→ Problem statement
Each entry below must be given again word for word, with no pictures.

→ Data records for software interfaces
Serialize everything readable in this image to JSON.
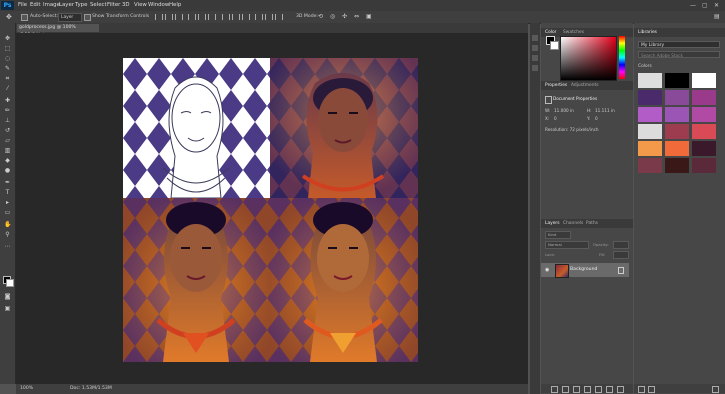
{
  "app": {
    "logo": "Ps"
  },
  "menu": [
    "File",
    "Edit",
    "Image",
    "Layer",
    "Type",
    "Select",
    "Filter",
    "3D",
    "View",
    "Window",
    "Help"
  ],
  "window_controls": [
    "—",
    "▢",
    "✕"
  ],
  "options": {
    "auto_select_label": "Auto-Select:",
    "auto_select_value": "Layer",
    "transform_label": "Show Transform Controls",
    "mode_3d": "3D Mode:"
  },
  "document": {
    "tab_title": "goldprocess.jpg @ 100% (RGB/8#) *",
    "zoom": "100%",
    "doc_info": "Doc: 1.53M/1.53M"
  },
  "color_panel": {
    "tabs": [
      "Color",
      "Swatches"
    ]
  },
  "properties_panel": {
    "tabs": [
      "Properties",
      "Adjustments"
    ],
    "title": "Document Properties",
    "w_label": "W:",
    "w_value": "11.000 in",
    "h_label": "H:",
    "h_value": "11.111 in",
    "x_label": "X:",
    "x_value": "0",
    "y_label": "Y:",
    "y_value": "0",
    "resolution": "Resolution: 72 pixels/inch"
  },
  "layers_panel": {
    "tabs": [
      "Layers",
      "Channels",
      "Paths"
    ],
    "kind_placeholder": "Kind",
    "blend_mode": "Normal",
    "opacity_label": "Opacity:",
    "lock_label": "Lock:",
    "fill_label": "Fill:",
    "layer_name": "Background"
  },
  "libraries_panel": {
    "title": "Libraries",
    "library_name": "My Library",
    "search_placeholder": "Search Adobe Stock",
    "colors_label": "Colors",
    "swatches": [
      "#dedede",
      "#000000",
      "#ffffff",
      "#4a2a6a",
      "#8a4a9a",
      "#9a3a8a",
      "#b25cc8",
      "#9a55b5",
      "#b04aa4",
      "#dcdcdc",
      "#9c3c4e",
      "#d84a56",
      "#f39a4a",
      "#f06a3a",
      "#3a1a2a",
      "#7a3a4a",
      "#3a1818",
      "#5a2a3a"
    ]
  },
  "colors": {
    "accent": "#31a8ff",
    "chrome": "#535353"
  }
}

→ Response to the exercise
Serialize everything readable in this image to JSON.
{
  "app": {
    "logo": "Ps"
  },
  "menu": [
    "File",
    "Edit",
    "Image",
    "Layer",
    "Type",
    "Select",
    "Filter",
    "3D",
    "View",
    "Window",
    "Help"
  ],
  "window_controls": [
    "—",
    "▢",
    "✕"
  ],
  "options": {
    "auto_select_label": "Auto-Select:",
    "auto_select_value": "Layer",
    "transform_label": "Show Transform Controls",
    "mode_3d": "3D Mode:"
  },
  "document": {
    "tab_title": "goldprocess.jpg @ 100% (RGB/8#) *",
    "zoom": "100%",
    "doc_info": "Doc: 1.53M/1.53M"
  },
  "color_panel": {
    "tabs": [
      "Color",
      "Swatches"
    ]
  },
  "properties_panel": {
    "tabs": [
      "Properties",
      "Adjustments"
    ],
    "title": "Document Properties",
    "w_label": "W:",
    "w_value": "11.000 in",
    "h_label": "H:",
    "h_value": "11.111 in",
    "x_label": "X:",
    "x_value": "0",
    "y_label": "Y:",
    "y_value": "0",
    "resolution": "Resolution: 72 pixels/inch"
  },
  "layers_panel": {
    "tabs": [
      "Layers",
      "Channels",
      "Paths"
    ],
    "kind_placeholder": "Kind",
    "blend_mode": "Normal",
    "opacity_label": "Opacity:",
    "lock_label": "Lock:",
    "fill_label": "Fill:",
    "layer_name": "Background"
  },
  "libraries_panel": {
    "title": "Libraries",
    "library_name": "My Library",
    "search_placeholder": "Search Adobe Stock",
    "colors_label": "Colors",
    "swatches": [
      "#dedede",
      "#000000",
      "#ffffff",
      "#4a2a6a",
      "#8a4a9a",
      "#9a3a8a",
      "#b25cc8",
      "#9a55b5",
      "#b04aa4",
      "#dcdcdc",
      "#9c3c4e",
      "#d84a56",
      "#f39a4a",
      "#f06a3a",
      "#3a1a2a",
      "#7a3a4a",
      "#3a1818",
      "#5a2a3a"
    ]
  },
  "colors": {
    "accent": "#31a8ff",
    "chrome": "#535353"
  }
}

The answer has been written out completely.